This map shows the country of origin of Foreign Direct Investment (FDI) in the Nordic regions between 2003 and 2016.
The colours indicate different countries of origin of FDI inflow by number of projects between 2003 and 2016.
FDI inflows examined by country of origin, reveal an interesting pattern in terms of intra-Nordic investment inflows, confirming the assumption that proximity, both in terms of geographical distance, and in terms of rules, regulation and business culture is an important driver of FDI.
A breakdown at the regional level reveals that 55 out of the 74 Nordic regions received the largest number of FDI projects from a region located in another Nordic country. The largest share of these intra-Nordic flows originates from Sweden (35 regions in total), particularly in the manufacturing sector as well as the ICT sector in Norway. The largest share of FDI projects from Finland are attracted to Sweden’s highly competitive international manufacturing industry. Denmark is the main source country of FDI inflows in both Greenland (mostly in the transportation and storage and business services sectors) and the Faroe Islands (mostly manufacturing and finance and insurance activities sectors).

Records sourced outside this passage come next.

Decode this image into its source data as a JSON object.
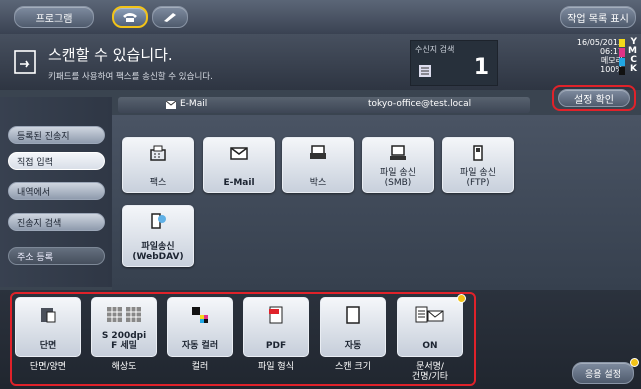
{
  "topbar": {
    "program_label": "프로그램",
    "job_list_label": "작업 목록 표시"
  },
  "header": {
    "title": "스캔할 수 있습니다.",
    "subtitle": "키패드를 사용하여 팩스를 송신할 수 있습니다.",
    "dest_search_label": "수신지 검색",
    "dest_count": "1"
  },
  "status": {
    "date": "16/05/2013",
    "time": "06:17",
    "memory_label": "메모리",
    "memory_value": "100%",
    "toner": [
      "Y",
      "M",
      "C",
      "K"
    ]
  },
  "email_bar": {
    "label": "E-Mail",
    "address": "tokyo-office@test.local"
  },
  "settings_check_label": "설정 확인",
  "nav": [
    "등록된 진송지",
    "직접 입력",
    "내역에서",
    "진송지 검색",
    "주소 등록"
  ],
  "dest_tiles": [
    {
      "label": "팩스",
      "icon": "fax-icon"
    },
    {
      "label": "E-Mail",
      "icon": "envelope-icon"
    },
    {
      "label": "박스",
      "icon": "box-icon"
    },
    {
      "label": "파일 송신\n(SMB)",
      "icon": "pc-icon"
    },
    {
      "label": "파일 송신\n(FTP)",
      "icon": "ftp-icon"
    },
    {
      "label": "파일송신\n(WebDAV)",
      "icon": "webdav-icon"
    }
  ],
  "function_buttons": [
    {
      "value": "단면",
      "label": "단면/양면"
    },
    {
      "value": "S 200dpi\nF 세밀",
      "label": "해상도"
    },
    {
      "value": "자동 컬러",
      "label": "컬러"
    },
    {
      "value": "PDF",
      "label": "파일 형식"
    },
    {
      "value": "자동",
      "label": "스캔 크기"
    },
    {
      "value": "ON",
      "label": "문서명/\n건명/기타"
    }
  ],
  "apply_settings_label": "응용 설정",
  "colors": {
    "accent_red": "#e0222a",
    "highlight_yellow": "#f2c318"
  }
}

Eighteen Nordic regions have their largest source country in terms of project located outside the Nordic Region, i.e. other European and extra-European countries. FDI inflows from other European countries are the highest in terms of projects in six Nordic regions, most of these regions can be characterised by their relative remoteness and strong industrial profile. Finally, two extra-European countries, namely the United States and Canada, are the largest source country in twelve Nordic regions, that are either capital city regions with a strong and diversified service sector or peripheral industrial regions.